Shinawatra’s term did not get any easier. On Sept. 27, when the Manager Daily newspaper (started by Limthongkul) published a sermon made by a Buddhist monk named Luang Ta Maha Bua, who was now one of Shinawatra’s most vehement critics. The fact that monks are above criticism in Thailand only amplified the controversy of Bua’s disapproval. Shinawatra had to sue the newspaper, not the monk, for ฿500 million THB (ca. $15.5 million USD), which lead to accusations of silencing the press. In the subsequent lawsuit, Limthongkul’s lawyers argued that Shinawatra was wrong to single out the Manager Daily because all the newspapers published Bua’s sermon; while Shinawatra’s lawyers argued not only that the other newspapers only published excerpts of Bua’s sermon, but also that the Manager Daily published the sermon itself under a vilifying headline. Ultimately, civil-rights lawyer Thongbai Thongpo said the lawsuit was not “an attack on freedom of the press.”
Other controversies (e.g. the Temple of the Emerald Buddha incident, in which Manager Daily’s website alleged that, by presiding over a ceremony at Thai Buddhism’s holiest site, Shinawatra took away the King’s power) peppered Shinawatra’s second term, but he survived them all. Then came the year 2006.
To humor the Thai Telecommunication Act, enacted on Jan. 20, the Shinawatra family sold its 49-percent share of Shin Corporation to Temasek Holdings, owned by the Singaporean government. Under the earlier Telecom Business Law, enacted in Nov. 2001, foreign investment was limited to 25 percent of a company’s portfolio. Shin Corp.’s competitors, DTAC (owned 40 percent by Norway’s Telenor) and TA Orange (owned 49 percent by France’s Orange S. A.), wanted to increase that limit because they believed it stifled foreign investment.
The transaction itself happened on Jan. 23, when the family’s share was sold to two of Temasek Holdings’ nominees, Aspen Holdings and Cedar Holdings. Criticism of the sale came from the facts that (1) the law was changed just before the sale happened, (2) a Thai company was sold to a Singaporean company and (3) the transaction was exempt from the capital gains tax. This last item was significant because the families of Shinawatra and his wife Potjaman (née Damapong) earned about ฿73 billion THB (ca. $1.9 billion USD) from the sale.
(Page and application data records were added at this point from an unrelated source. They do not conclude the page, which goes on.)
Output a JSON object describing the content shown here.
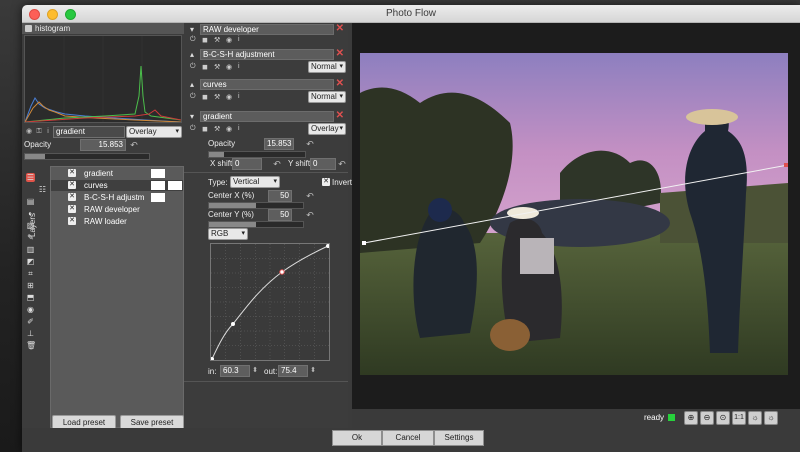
{
  "window": {
    "title": "Photo Flow"
  },
  "histogram": {
    "label": "histogram"
  },
  "layer_props": {
    "name": "gradient",
    "blend": "Overlay",
    "opacity_label": "Opacity",
    "opacity_value": "15.853"
  },
  "layers_tab": "Layers",
  "layers": [
    {
      "name": "gradient"
    },
    {
      "name": "curves"
    },
    {
      "name": "B-C-S-H adjustm"
    },
    {
      "name": "RAW developer"
    },
    {
      "name": "RAW loader"
    }
  ],
  "buttons": {
    "load_preset": "Load preset",
    "save_preset": "Save preset"
  },
  "modules": {
    "raw_developer": {
      "title": "RAW developer"
    },
    "bcsh": {
      "title": "B-C-S-H adjustment",
      "blend": "Normal"
    },
    "curves": {
      "title": "curves",
      "blend": "Normal"
    },
    "gradient": {
      "title": "gradient",
      "blend": "Overlay",
      "opacity_label": "Opacity",
      "opacity_value": "15.853",
      "xshift_label": "X shift",
      "xshift_value": "0",
      "yshift_label": "Y shift",
      "yshift_value": "0"
    }
  },
  "gradient_settings": {
    "type_label": "Type:",
    "type_value": "Vertical",
    "invert_label": "Invert",
    "centerx_label": "Center X (%)",
    "centerx_value": "50",
    "centery_label": "Center Y (%)",
    "centery_value": "50",
    "channel": "RGB",
    "in_label": "in:",
    "in_value": "60.3",
    "out_label": "out:",
    "out_value": "75.4"
  },
  "status": {
    "text": "ready",
    "zoom_buttons": [
      "⊕",
      "⊖",
      "⊙",
      "1:1",
      "☼",
      "☼"
    ]
  },
  "bottom_buttons": {
    "ok": "Ok",
    "cancel": "Cancel",
    "settings": "Settings"
  },
  "colors": {
    "accent_red": "#e05050",
    "ready_green": "#27d13c"
  }
}
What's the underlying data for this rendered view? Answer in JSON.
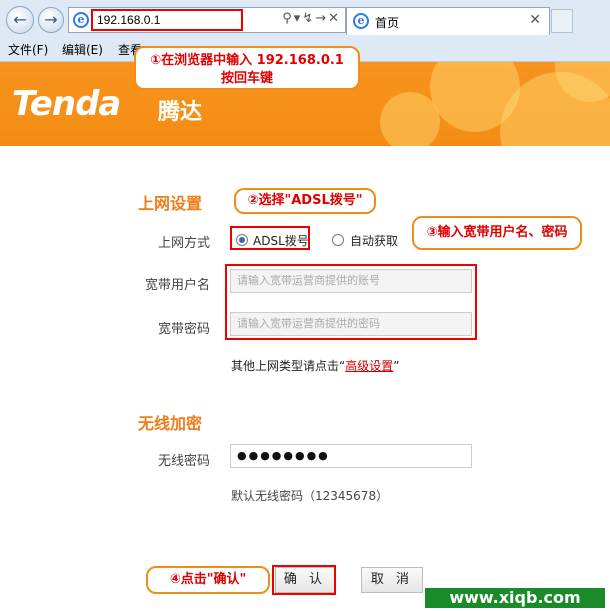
{
  "browser": {
    "url": "192.168.0.1",
    "tab_title": "首页",
    "menu": [
      "文件(F)",
      "编辑(E)",
      "查看"
    ]
  },
  "header": {
    "logo": "Tenda",
    "logo_cn": "腾达"
  },
  "form": {
    "internet_title": "上网设置",
    "mode_label": "上网方式",
    "mode_options": [
      "ADSL拨号",
      "自动获取"
    ],
    "mode_selected": "ADSL拨号",
    "user_label": "宽带用户名",
    "user_placeholder": "请输入宽带运营商提供的账号",
    "pass_label": "宽带密码",
    "pass_placeholder": "请输入宽带运营商提供的密码",
    "hint_prefix": "其他上网类型请点击“",
    "hint_link": "高级设置",
    "hint_suffix": "”",
    "wifi_title": "无线加密",
    "wifi_label": "无线密码",
    "wifi_value": "●●●●●●●●",
    "wifi_hint": "默认无线密码（12345678）",
    "confirm_button": "确 认",
    "cancel_button": "取 消"
  },
  "annotations": {
    "step1_line1": "①在浏览器中输入 192.168.0.1",
    "step1_line2": "按回车键",
    "step2": "②选择\"ADSL拨号\"",
    "step3": "③输入宽带用户名、密码",
    "step4": "④点击\"确认\"",
    "watermark": "www.xiqb.com",
    "annotation_color": "#e00000",
    "accent_color": "#f7941d"
  }
}
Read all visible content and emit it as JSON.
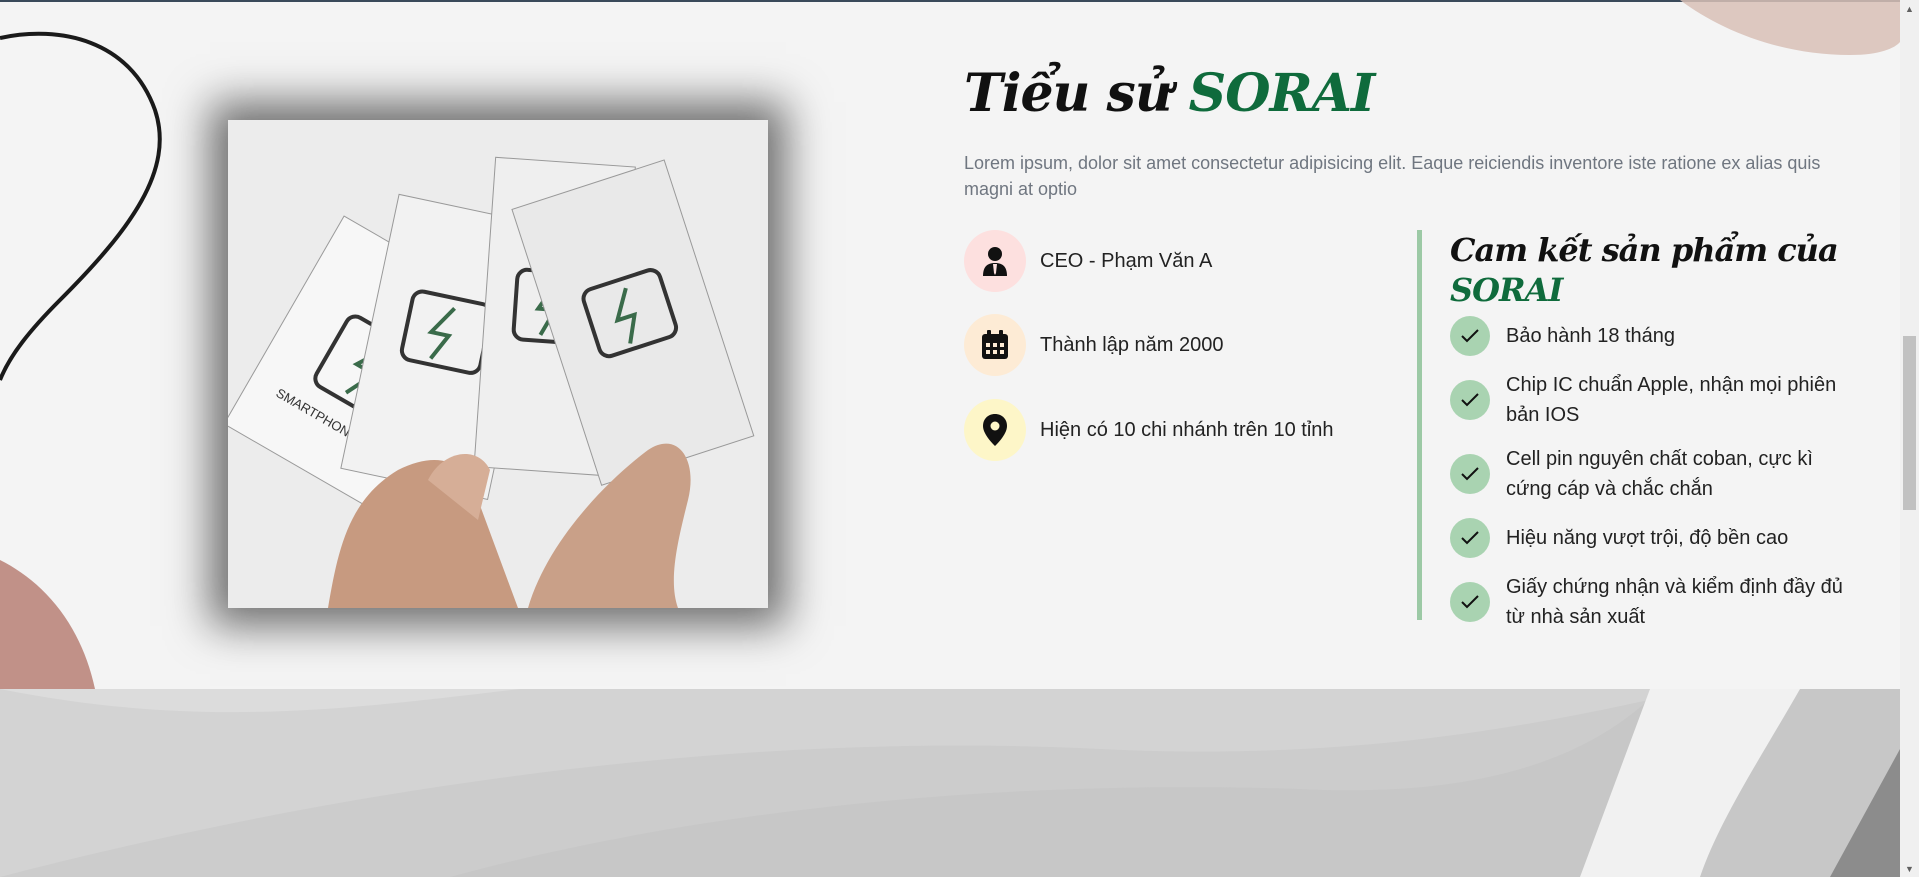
{
  "about": {
    "title_prefix": "Tiểu sử",
    "title_brand": "SORAI",
    "description": "Lorem ipsum, dolor sit amet consectetur adipisicing elit. Eaque reiciendis inventore iste ratione ex alias quis magni at optio"
  },
  "info": [
    {
      "icon": "user-tie-icon",
      "text": "CEO - Phạm Văn A",
      "bg": "#fde0df"
    },
    {
      "icon": "calendar-icon",
      "text": "Thành lập năm 2000",
      "bg": "#fdebd5"
    },
    {
      "icon": "map-pin-icon",
      "text": "Hiện có 10 chi nhánh trên 10 tỉnh",
      "bg": "#fdf6c8"
    }
  ],
  "commitment": {
    "title": "Cam kết sản phẩm của",
    "brand": "SORAI",
    "items": [
      "Bảo hành 18 tháng",
      "Chip IC chuẩn Apple, nhận mọi phiên bản IOS",
      "Cell pin nguyên chất coban, cực kì cứng cáp và chắc chắn",
      "Hiệu năng vượt trội, độ bền cao",
      "Giấy chứng nhận và kiểm định đầy đủ từ nhà sản xuất"
    ]
  },
  "photo": {
    "label": "SMARTPHONE BATTERY"
  },
  "colors": {
    "brand_green": "#0f6b3c",
    "check_green": "#a9d3b1",
    "divider": "#9cc9a5",
    "background": "#f4f4f4"
  }
}
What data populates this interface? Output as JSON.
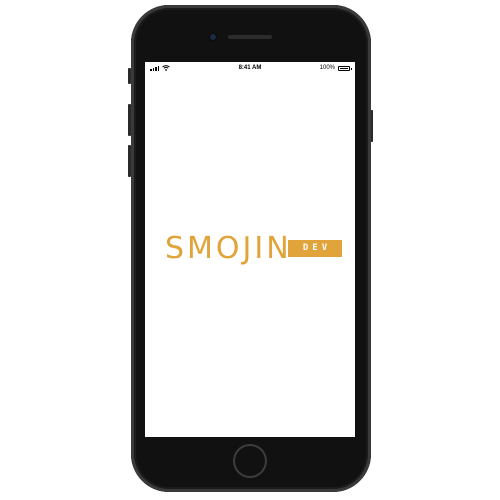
{
  "status_bar": {
    "time": "8:41 AM",
    "battery_percent": "100%",
    "battery_level": 1.0,
    "signal_bars": 4,
    "icons": [
      "signal-icon",
      "wifi-icon",
      "battery-icon"
    ]
  },
  "app": {
    "logo_text": "SMOJIN",
    "badge_text": "DEV",
    "brand_color": "#e0a43a",
    "background_color": "#ffffff"
  },
  "device": {
    "frame_color": "#111111",
    "screen_color": "#ffffff"
  }
}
The sale was the last straw for the Thai people, who by now had long been concerned with how Shinawatra used his power. His dissolution of the House of Representatives in Apr., following the 2006 general election, only jelled the people’s frustration with him. After the King intervened (something he rarely does), calling out the elections as the sham they were, the Constitutional Court ordered new elections to be held in Oct. Unfortunately, Army Commander General Sonthi Boonyaratglin beat the courts to the punch on Sept. 19, while Shinawatra spoke at the United Nations’ Council on Foreign Relations. As for the TRT, the Constitutional Tribunal dissolved it on May 30, 2007; but it has since reincarnated three times, the newest of which is under the command of Yingluck Shinawatra.